"There were a couple of times when some of the girls would say something like, 'Hey, I need to take photos', I don't trust some of these creepy people around here," he said.
"That was commonplace for us because they knew which ones they could trust, we weren't going to do anything with it."
One of the most talked-about parts of mansion life are the parties that were held there - and what exactly went down behind closed doors.
Horowitz said there were different types of parties at the mansion, from 'smaller' ones to the 'big ragers'. These big parties were known as the 'Hef parties', with Horowitz saying staff would be 'planning them for weeks'.
"It would be anywhere from 600 to 1400 people that spent time mostly in the backyard - it would be crazy," he says.
"The parties would start about eight o'clock. A lot of times you would have girls dressed up in nothing but body paint.
"They would be handing out jello shots, you had anywhere from four to six full bars, lots of loud music and dancing, and the parties would go till about 3am."
But while many of the stories that have come out about the mansion and its infamous parties over the years have been controversial, Horowitz said a typical Friday, Saturday and Sunday night would actually be quite laid back, seeing Hefner watch movies with the Playmates.
When asked about the allegations, including that Playmates would sleep with Hefner to be named Playmate of the Year, Horowitz was not having it.
"It makes me feel uneasy when people try to blame him for doing things that he didn't do, for dragging his name through the mud, for ruining his character," the former butler said.

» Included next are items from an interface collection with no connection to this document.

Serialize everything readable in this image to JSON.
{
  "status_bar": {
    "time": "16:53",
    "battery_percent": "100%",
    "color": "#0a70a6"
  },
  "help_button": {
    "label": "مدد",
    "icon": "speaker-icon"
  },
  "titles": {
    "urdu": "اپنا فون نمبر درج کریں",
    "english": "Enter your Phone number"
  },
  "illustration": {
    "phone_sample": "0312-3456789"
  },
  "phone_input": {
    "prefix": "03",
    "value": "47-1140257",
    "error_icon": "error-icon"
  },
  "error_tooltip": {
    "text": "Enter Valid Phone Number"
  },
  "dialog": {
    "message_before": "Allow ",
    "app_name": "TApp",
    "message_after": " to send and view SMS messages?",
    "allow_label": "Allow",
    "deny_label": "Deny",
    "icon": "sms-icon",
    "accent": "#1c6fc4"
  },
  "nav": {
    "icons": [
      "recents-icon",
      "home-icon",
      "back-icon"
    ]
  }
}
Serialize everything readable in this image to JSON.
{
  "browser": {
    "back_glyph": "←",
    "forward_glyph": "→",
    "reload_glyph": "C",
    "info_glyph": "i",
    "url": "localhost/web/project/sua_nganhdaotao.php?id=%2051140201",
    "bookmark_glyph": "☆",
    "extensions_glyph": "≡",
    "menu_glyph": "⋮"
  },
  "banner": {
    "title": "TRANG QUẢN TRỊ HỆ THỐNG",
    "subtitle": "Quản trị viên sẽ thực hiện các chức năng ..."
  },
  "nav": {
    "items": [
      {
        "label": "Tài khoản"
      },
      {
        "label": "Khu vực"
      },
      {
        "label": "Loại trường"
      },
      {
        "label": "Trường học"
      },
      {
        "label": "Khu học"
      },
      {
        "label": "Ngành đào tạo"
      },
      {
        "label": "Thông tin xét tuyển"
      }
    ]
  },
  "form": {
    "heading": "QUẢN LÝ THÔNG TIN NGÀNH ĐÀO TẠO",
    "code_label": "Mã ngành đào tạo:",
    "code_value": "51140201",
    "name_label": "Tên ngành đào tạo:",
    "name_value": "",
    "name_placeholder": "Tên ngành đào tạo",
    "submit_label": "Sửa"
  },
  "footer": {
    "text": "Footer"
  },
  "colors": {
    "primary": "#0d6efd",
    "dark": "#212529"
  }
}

"This whole narrative about how he pitted them [Playmates] against each other is completely false."
READ MORE FROM STRIPPED BACK:
Due to the authority that butlers in the mansion had, serving drinks, food, and catering to essentially anything Hefner and co. wanted, Horowitz said the staff 'got to see what happens behind closed doors'.
And while he's confident Hefner didn't do the shocking things described in podcasts, films and documentaries - that doesn't mean he was always entirely appropriate.
"Were there times when he put a hand on their [Playmates] back or a little lower just to say hi? Yes," Horowitz said.
"I'm not going to dismiss that, it was the culture of times, but if you are thinking about people that are predatory, that was never the intent [from Hefner].
"It was always with admiration and love.
"Hef was as he was in interviews: he was a classy man. He respected women."
UNILAD's new Stripped Back series is released from May 1 and takes us back into the Playboy Mansion, featuring interviews with a variety of people who spent time working and living there with Hugh Hefner.